**What you have to do**
Check each line of the listing below for the string "JSON", and give only how many lines hold it.

**Record extracts**
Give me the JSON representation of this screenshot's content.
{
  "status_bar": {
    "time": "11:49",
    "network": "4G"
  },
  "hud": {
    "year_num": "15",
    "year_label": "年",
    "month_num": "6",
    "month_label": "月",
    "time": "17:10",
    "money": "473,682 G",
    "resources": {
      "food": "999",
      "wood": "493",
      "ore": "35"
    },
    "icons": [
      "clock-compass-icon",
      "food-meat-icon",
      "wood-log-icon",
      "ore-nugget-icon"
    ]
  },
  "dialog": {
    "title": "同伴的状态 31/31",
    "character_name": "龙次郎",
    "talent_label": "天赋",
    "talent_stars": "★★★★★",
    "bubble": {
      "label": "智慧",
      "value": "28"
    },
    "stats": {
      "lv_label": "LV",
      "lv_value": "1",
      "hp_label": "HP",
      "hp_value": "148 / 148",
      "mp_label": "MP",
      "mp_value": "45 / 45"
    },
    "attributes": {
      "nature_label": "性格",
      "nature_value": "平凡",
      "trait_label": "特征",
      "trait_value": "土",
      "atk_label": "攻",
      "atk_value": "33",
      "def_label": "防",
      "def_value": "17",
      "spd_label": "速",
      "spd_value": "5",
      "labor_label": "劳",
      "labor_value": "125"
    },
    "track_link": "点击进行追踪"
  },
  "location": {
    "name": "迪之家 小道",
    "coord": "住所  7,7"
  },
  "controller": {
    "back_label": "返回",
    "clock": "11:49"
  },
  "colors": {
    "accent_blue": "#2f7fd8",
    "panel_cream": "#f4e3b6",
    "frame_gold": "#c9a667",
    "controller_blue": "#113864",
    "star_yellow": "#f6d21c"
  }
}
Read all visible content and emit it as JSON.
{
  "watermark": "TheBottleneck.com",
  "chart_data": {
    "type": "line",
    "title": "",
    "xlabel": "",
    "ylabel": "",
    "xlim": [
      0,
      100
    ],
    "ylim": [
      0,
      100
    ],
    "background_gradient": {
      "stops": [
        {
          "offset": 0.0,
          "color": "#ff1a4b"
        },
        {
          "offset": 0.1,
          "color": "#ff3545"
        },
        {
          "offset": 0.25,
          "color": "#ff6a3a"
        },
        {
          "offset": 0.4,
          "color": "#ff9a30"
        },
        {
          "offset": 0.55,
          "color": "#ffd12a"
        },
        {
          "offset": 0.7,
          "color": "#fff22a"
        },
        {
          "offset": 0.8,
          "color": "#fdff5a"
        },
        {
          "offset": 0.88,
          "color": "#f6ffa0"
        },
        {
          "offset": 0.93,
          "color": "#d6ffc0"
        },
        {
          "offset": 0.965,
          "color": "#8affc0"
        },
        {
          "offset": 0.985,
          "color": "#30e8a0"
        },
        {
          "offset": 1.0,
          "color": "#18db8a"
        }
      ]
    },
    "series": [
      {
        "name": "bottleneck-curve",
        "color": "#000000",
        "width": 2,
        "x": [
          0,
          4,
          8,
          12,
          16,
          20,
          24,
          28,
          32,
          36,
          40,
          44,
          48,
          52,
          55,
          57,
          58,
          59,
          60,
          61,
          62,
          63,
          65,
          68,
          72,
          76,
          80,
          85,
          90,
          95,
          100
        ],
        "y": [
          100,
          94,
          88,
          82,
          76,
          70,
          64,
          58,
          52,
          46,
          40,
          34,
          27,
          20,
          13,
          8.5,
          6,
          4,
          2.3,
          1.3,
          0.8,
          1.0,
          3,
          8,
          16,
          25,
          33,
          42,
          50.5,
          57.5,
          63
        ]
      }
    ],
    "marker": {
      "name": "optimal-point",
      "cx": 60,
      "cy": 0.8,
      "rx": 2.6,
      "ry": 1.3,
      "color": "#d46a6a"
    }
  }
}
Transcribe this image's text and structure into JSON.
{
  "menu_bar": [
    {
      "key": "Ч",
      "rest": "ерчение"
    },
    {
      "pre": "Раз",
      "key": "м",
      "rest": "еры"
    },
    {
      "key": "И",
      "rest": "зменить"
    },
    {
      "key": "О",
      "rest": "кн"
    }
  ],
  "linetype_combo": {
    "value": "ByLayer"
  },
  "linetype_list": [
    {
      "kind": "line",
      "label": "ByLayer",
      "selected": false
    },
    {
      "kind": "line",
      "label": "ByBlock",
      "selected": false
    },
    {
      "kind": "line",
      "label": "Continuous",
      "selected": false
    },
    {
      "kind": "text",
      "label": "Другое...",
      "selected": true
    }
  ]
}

**Written reply**
3